▶ _PROBLEM DETAILS_
Retype the data below without altering anything.

*** RECORDS TO PROCESS ***

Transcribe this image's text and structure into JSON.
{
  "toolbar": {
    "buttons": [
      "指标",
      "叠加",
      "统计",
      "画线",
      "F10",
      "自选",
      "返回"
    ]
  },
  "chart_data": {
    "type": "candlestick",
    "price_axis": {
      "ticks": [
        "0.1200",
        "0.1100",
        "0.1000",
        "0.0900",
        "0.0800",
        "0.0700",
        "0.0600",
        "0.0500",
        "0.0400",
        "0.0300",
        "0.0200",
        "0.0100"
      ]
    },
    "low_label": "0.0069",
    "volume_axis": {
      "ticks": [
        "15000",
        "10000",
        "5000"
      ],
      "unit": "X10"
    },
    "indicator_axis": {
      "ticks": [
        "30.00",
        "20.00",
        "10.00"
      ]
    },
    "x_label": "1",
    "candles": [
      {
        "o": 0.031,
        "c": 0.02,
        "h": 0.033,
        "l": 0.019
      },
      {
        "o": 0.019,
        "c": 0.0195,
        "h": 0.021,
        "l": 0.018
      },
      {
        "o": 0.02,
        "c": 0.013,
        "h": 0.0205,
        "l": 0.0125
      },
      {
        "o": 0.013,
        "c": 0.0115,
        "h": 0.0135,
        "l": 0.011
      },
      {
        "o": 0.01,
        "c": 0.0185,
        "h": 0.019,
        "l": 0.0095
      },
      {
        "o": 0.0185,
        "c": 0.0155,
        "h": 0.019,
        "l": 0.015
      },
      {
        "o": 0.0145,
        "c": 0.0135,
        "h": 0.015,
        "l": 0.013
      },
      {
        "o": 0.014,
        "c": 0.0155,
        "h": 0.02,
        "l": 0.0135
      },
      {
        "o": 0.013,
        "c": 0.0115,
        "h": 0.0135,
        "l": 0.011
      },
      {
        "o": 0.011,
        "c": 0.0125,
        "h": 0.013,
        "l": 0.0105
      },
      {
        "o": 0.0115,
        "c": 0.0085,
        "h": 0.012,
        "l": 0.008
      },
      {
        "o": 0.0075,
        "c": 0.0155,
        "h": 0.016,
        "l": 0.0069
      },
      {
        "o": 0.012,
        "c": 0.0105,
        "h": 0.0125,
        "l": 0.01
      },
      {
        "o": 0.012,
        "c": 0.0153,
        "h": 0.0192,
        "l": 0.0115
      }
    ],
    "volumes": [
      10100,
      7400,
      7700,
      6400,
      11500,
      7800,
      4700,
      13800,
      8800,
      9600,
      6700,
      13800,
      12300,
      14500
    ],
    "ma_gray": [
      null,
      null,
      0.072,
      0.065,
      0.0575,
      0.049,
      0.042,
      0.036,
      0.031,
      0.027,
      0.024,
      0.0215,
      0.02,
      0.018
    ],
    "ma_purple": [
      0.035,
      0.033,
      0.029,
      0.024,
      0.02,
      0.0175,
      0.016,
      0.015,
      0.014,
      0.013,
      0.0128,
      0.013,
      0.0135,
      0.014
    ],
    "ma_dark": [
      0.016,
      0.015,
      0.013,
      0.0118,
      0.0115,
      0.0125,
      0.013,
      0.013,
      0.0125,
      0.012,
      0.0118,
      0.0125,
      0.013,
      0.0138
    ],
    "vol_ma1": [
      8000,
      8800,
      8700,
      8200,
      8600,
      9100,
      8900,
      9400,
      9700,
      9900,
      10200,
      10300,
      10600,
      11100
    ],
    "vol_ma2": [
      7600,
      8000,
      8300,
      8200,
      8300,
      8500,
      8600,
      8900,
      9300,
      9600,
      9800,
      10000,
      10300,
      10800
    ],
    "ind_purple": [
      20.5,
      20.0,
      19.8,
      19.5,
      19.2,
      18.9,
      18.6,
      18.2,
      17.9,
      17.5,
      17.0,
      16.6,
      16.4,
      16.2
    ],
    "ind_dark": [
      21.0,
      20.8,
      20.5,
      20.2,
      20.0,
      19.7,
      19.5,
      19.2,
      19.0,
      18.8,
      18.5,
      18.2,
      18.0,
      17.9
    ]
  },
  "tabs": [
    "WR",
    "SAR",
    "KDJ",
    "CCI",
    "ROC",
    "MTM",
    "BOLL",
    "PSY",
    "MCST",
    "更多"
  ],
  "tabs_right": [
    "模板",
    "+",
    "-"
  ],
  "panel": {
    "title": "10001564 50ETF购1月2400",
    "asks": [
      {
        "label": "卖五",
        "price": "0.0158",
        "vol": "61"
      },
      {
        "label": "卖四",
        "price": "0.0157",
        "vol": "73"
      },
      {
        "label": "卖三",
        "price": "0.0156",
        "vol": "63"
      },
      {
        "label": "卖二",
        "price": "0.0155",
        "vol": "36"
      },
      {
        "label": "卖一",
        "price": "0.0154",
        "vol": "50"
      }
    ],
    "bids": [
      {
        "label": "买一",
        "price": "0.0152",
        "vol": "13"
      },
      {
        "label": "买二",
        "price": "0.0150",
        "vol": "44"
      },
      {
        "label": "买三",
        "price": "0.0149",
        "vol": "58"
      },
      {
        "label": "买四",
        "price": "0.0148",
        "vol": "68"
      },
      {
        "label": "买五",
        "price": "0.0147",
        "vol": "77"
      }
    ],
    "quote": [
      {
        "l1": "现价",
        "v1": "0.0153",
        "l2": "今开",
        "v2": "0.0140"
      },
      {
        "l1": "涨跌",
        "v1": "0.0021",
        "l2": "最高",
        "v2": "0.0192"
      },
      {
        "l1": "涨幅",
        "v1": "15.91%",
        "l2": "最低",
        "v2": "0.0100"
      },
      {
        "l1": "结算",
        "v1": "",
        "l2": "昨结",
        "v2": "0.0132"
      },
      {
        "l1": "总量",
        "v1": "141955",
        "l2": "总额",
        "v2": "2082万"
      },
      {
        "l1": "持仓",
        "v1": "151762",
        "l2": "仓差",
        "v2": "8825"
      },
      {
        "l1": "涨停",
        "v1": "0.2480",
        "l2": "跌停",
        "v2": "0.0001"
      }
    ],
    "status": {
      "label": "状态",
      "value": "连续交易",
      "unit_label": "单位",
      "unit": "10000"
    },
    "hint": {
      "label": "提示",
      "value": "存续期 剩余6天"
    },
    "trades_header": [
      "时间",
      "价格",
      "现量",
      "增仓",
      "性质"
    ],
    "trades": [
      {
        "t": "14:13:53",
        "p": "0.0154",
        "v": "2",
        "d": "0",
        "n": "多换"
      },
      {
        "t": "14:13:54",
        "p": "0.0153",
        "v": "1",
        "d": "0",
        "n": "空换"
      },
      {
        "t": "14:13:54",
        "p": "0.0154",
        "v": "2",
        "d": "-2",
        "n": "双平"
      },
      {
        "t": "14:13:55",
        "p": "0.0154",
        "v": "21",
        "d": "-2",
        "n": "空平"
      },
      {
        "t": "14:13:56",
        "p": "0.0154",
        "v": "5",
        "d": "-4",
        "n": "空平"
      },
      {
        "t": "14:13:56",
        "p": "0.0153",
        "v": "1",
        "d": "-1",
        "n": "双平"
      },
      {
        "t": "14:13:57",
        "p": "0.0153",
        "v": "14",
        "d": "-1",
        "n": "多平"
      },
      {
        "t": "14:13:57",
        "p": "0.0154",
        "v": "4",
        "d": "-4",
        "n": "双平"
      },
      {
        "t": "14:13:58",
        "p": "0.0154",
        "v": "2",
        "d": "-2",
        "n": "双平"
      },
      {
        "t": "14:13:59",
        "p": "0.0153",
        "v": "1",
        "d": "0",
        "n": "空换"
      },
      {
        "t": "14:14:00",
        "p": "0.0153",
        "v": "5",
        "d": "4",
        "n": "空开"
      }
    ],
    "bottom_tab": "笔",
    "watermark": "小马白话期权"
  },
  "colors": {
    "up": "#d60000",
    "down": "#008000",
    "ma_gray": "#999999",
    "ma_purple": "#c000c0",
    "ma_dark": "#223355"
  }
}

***

▶ _THE ANSWER_
Transcribe this image's text and structure into JSON.
{
  "toolbar": {
    "buttons": [
      "指标",
      "叠加",
      "统计",
      "画线",
      "F10",
      "自选",
      "返回"
    ]
  },
  "chart_data": {
    "type": "candlestick",
    "price_axis": {
      "ticks": [
        "0.1200",
        "0.1100",
        "0.1000",
        "0.0900",
        "0.0800",
        "0.0700",
        "0.0600",
        "0.0500",
        "0.0400",
        "0.0300",
        "0.0200",
        "0.0100"
      ]
    },
    "low_label": "0.0069",
    "volume_axis": {
      "ticks": [
        "15000",
        "10000",
        "5000"
      ],
      "unit": "X10"
    },
    "indicator_axis": {
      "ticks": [
        "30.00",
        "20.00",
        "10.00"
      ]
    },
    "x_label": "1",
    "candles": [
      {
        "o": 0.031,
        "c": 0.02,
        "h": 0.033,
        "l": 0.019
      },
      {
        "o": 0.019,
        "c": 0.0195,
        "h": 0.021,
        "l": 0.018
      },
      {
        "o": 0.02,
        "c": 0.013,
        "h": 0.0205,
        "l": 0.0125
      },
      {
        "o": 0.013,
        "c": 0.0115,
        "h": 0.0135,
        "l": 0.011
      },
      {
        "o": 0.01,
        "c": 0.0185,
        "h": 0.019,
        "l": 0.0095
      },
      {
        "o": 0.0185,
        "c": 0.0155,
        "h": 0.019,
        "l": 0.015
      },
      {
        "o": 0.0145,
        "c": 0.0135,
        "h": 0.015,
        "l": 0.013
      },
      {
        "o": 0.014,
        "c": 0.0155,
        "h": 0.02,
        "l": 0.0135
      },
      {
        "o": 0.013,
        "c": 0.0115,
        "h": 0.0135,
        "l": 0.011
      },
      {
        "o": 0.011,
        "c": 0.0125,
        "h": 0.013,
        "l": 0.0105
      },
      {
        "o": 0.0115,
        "c": 0.0085,
        "h": 0.012,
        "l": 0.008
      },
      {
        "o": 0.0075,
        "c": 0.0155,
        "h": 0.016,
        "l": 0.0069
      },
      {
        "o": 0.012,
        "c": 0.0105,
        "h": 0.0125,
        "l": 0.01
      },
      {
        "o": 0.012,
        "c": 0.0153,
        "h": 0.0192,
        "l": 0.0115
      }
    ],
    "volumes": [
      10100,
      7400,
      7700,
      6400,
      11500,
      7800,
      4700,
      13800,
      8800,
      9600,
      6700,
      13800,
      12300,
      14500
    ],
    "ma_gray": [
      null,
      null,
      0.072,
      0.065,
      0.0575,
      0.049,
      0.042,
      0.036,
      0.031,
      0.027,
      0.024,
      0.0215,
      0.02,
      0.018
    ],
    "ma_purple": [
      0.035,
      0.033,
      0.029,
      0.024,
      0.02,
      0.0175,
      0.016,
      0.015,
      0.014,
      0.013,
      0.0128,
      0.013,
      0.0135,
      0.014
    ],
    "ma_dark": [
      0.016,
      0.015,
      0.013,
      0.0118,
      0.0115,
      0.0125,
      0.013,
      0.013,
      0.0125,
      0.012,
      0.0118,
      0.0125,
      0.013,
      0.0138
    ],
    "vol_ma1": [
      8000,
      8800,
      8700,
      8200,
      8600,
      9100,
      8900,
      9400,
      9700,
      9900,
      10200,
      10300,
      10600,
      11100
    ],
    "vol_ma2": [
      7600,
      8000,
      8300,
      8200,
      8300,
      8500,
      8600,
      8900,
      9300,
      9600,
      9800,
      10000,
      10300,
      10800
    ],
    "ind_purple": [
      20.5,
      20.0,
      19.8,
      19.5,
      19.2,
      18.9,
      18.6,
      18.2,
      17.9,
      17.5,
      17.0,
      16.6,
      16.4,
      16.2
    ],
    "ind_dark": [
      21.0,
      20.8,
      20.5,
      20.2,
      20.0,
      19.7,
      19.5,
      19.2,
      19.0,
      18.8,
      18.5,
      18.2,
      18.0,
      17.9
    ]
  },
  "tabs": [
    "WR",
    "SAR",
    "KDJ",
    "CCI",
    "ROC",
    "MTM",
    "BOLL",
    "PSY",
    "MCST",
    "更多"
  ],
  "tabs_right": [
    "模板",
    "+",
    "-"
  ],
  "panel": {
    "title": "10001564 50ETF购1月2400",
    "asks": [
      {
        "label": "卖五",
        "price": "0.0158",
        "vol": "61"
      },
      {
        "label": "卖四",
        "price": "0.0157",
        "vol": "73"
      },
      {
        "label": "卖三",
        "price": "0.0156",
        "vol": "63"
      },
      {
        "label": "卖二",
        "price": "0.0155",
        "vol": "36"
      },
      {
        "label": "卖一",
        "price": "0.0154",
        "vol": "50"
      }
    ],
    "bids": [
      {
        "label": "买一",
        "price": "0.0152",
        "vol": "13"
      },
      {
        "label": "买二",
        "price": "0.0150",
        "vol": "44"
      },
      {
        "label": "买三",
        "price": "0.0149",
        "vol": "58"
      },
      {
        "label": "买四",
        "price": "0.0148",
        "vol": "68"
      },
      {
        "label": "买五",
        "price": "0.0147",
        "vol": "77"
      }
    ],
    "quote": [
      {
        "l1": "现价",
        "v1": "0.0153",
        "l2": "今开",
        "v2": "0.0140"
      },
      {
        "l1": "涨跌",
        "v1": "0.0021",
        "l2": "最高",
        "v2": "0.0192"
      },
      {
        "l1": "涨幅",
        "v1": "15.91%",
        "l2": "最低",
        "v2": "0.0100"
      },
      {
        "l1": "结算",
        "v1": "",
        "l2": "昨结",
        "v2": "0.0132"
      },
      {
        "l1": "总量",
        "v1": "141955",
        "l2": "总额",
        "v2": "2082万"
      },
      {
        "l1": "持仓",
        "v1": "151762",
        "l2": "仓差",
        "v2": "8825"
      },
      {
        "l1": "涨停",
        "v1": "0.2480",
        "l2": "跌停",
        "v2": "0.0001"
      }
    ],
    "status": {
      "label": "状态",
      "value": "连续交易",
      "unit_label": "单位",
      "unit": "10000"
    },
    "hint": {
      "label": "提示",
      "value": "存续期 剩余6天"
    },
    "trades_header": [
      "时间",
      "价格",
      "现量",
      "增仓",
      "性质"
    ],
    "trades": [
      {
        "t": "14:13:53",
        "p": "0.0154",
        "v": "2",
        "d": "0",
        "n": "多换"
      },
      {
        "t": "14:13:54",
        "p": "0.0153",
        "v": "1",
        "d": "0",
        "n": "空换"
      },
      {
        "t": "14:13:54",
        "p": "0.0154",
        "v": "2",
        "d": "-2",
        "n": "双平"
      },
      {
        "t": "14:13:55",
        "p": "0.0154",
        "v": "21",
        "d": "-2",
        "n": "空平"
      },
      {
        "t": "14:13:56",
        "p": "0.0154",
        "v": "5",
        "d": "-4",
        "n": "空平"
      },
      {
        "t": "14:13:56",
        "p": "0.0153",
        "v": "1",
        "d": "-1",
        "n": "双平"
      },
      {
        "t": "14:13:57",
        "p": "0.0153",
        "v": "14",
        "d": "-1",
        "n": "多平"
      },
      {
        "t": "14:13:57",
        "p": "0.0154",
        "v": "4",
        "d": "-4",
        "n": "双平"
      },
      {
        "t": "14:13:58",
        "p": "0.0154",
        "v": "2",
        "d": "-2",
        "n": "双平"
      },
      {
        "t": "14:13:59",
        "p": "0.0153",
        "v": "1",
        "d": "0",
        "n": "空换"
      },
      {
        "t": "14:14:00",
        "p": "0.0153",
        "v": "5",
        "d": "4",
        "n": "空开"
      }
    ],
    "bottom_tab": "笔",
    "watermark": "小马白话期权"
  },
  "colors": {
    "up": "#d60000",
    "down": "#008000",
    "ma_gray": "#999999",
    "ma_purple": "#c000c0",
    "ma_dark": "#223355"
  }
}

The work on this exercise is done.